Relationships and Positive emotions
Teachers to read and facilitate the following:
Active constructive responding or ACR refers to the way that we respond when someone is sharing something positive with us. How we respond to the good news of others can either build a relationship or undermine it (Seligman, 2011). There are four different ways of responding: active constructive (to encourage); passive constructive (to minimise); active destructive (to point out the negative); and passive destructive (to brush off or ignore). Only one of these ways is positive for relationships- this is Active constructive responding (ACR). ACR involves offering interest, enthusiasm, support, encouragement and sometimes follow-up questions when someone shares some good news with us. An example of this might be someone sharing the good news that they are trying out for the district team and an active constructive response would be, “That is awesome! I hope the trials go well. It seems like you have been training really hard for this.” This response benefits the individual and the relationship, while the other ways of responding have been shown to have a negative impact on the wellbeing of those sharing the good news, and also on the relationship (Gable, Gonzaga & Strachman, 2006). Responding in an active constructive way is a skill and can be practiced to enhance relationships and wellbeing.

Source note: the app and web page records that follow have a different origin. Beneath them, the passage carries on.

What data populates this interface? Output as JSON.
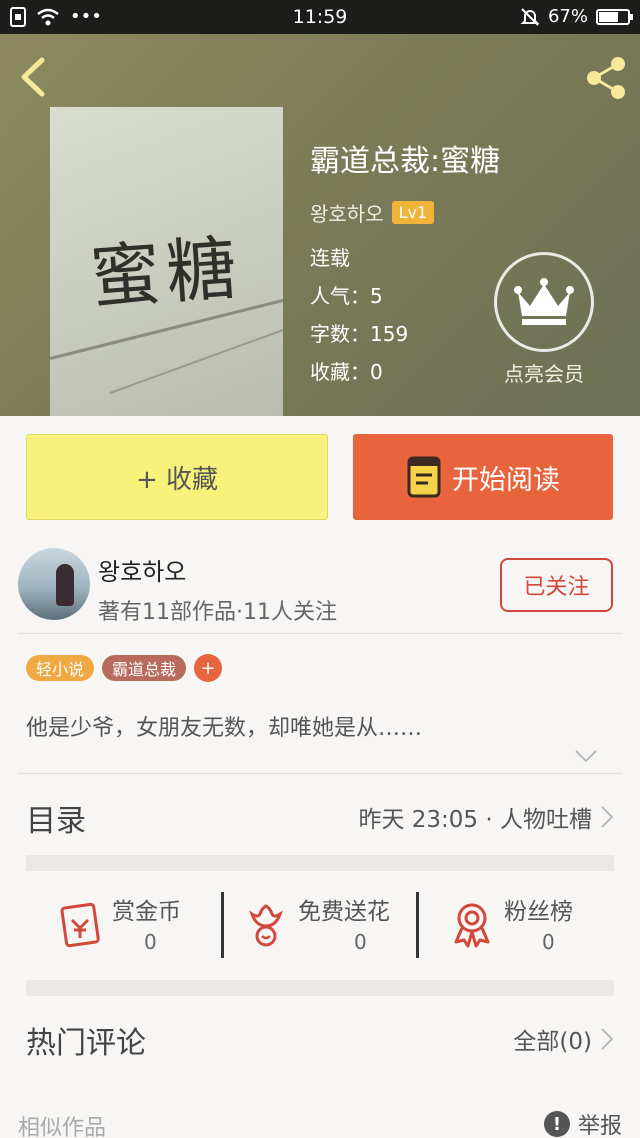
{
  "status_bar": {
    "time": "11:59",
    "battery": "67%",
    "battery_level": 0.67
  },
  "book": {
    "title": "霸道总裁:蜜糖",
    "author": "왕호하오",
    "level": "Lv1",
    "status": "连载",
    "popularity": "人气：5",
    "word_count": "字数：159",
    "favorites": "收藏：0",
    "cover_text": "蜜糖"
  },
  "vip": {
    "label": "点亮会员"
  },
  "actions": {
    "collect": "+ 收藏",
    "read": "开始阅读"
  },
  "author_card": {
    "name": "왕호하오",
    "sub": "著有11部作品·11人关注",
    "follow": "已关注"
  },
  "tags": [
    {
      "label": "轻小说",
      "color": "#f0a843"
    },
    {
      "label": "霸道总裁",
      "color": "#b86a5c"
    }
  ],
  "tag_add": "+",
  "summary": "他是少爷，女朋友无数，却唯她是从……",
  "catalog": {
    "title": "目录",
    "latest": "昨天 23:05 · 人物吐槽"
  },
  "stats": [
    {
      "label": "赏金币",
      "value": "0",
      "icon": "reward-envelope-icon"
    },
    {
      "label": "免费送花",
      "value": "0",
      "icon": "flower-icon"
    },
    {
      "label": "粉丝榜",
      "value": "0",
      "icon": "medal-icon"
    }
  ],
  "comments": {
    "title": "热门评论",
    "all": "全部(0)"
  },
  "footer": {
    "similar": "相似作品",
    "report": "举报"
  },
  "colors": {
    "accent_orange": "#e8643c",
    "accent_yellow": "#f7f27c",
    "follow_red": "#d2483a",
    "icon_red": "#d2483a"
  }
}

Description of Personal Wellbeing Practice: ACR
Turn to the person next to you and in pair. Next, we will ask a question and practice responding in an active, constructive way.
One person must ask their partner “What was the best part of your last weekend?” Then listen, give eye contact and show interest in the person speaking. You can ask more questions to get more information and then say something encouraging to them about what they shared.
Then swap so you both get a chance to listen and use Active constructive responding.
“How you respond when someone shares good news determines the quality of your relationships.” Gable, Gonzaga & Strachman
UPP’s Personal Wellbeing Practices
A Personal Wellbeing Practice (PWP) is an evidenced-based positive psychology intervention, applied in school communities or other educational settings. At UPP, we have tried to make these PWP’s simple, concise and relevant for students and their teachers. The six elements for the Personal Wellbeing Practices are: Positive emotion (P); Engagement (E); Relationships (R); Meaning (M); Accomplishment (A); and, Health (H).
We hope that these evidence-based tools of positive psychology will enhance help people to thrive and live their best life, both within and beyond the school gates.
For more activities like this (and much more), check out THRIVE Online Lesson Modules for Pastoral Care and Wellbeing.
Unleashing Personal Potential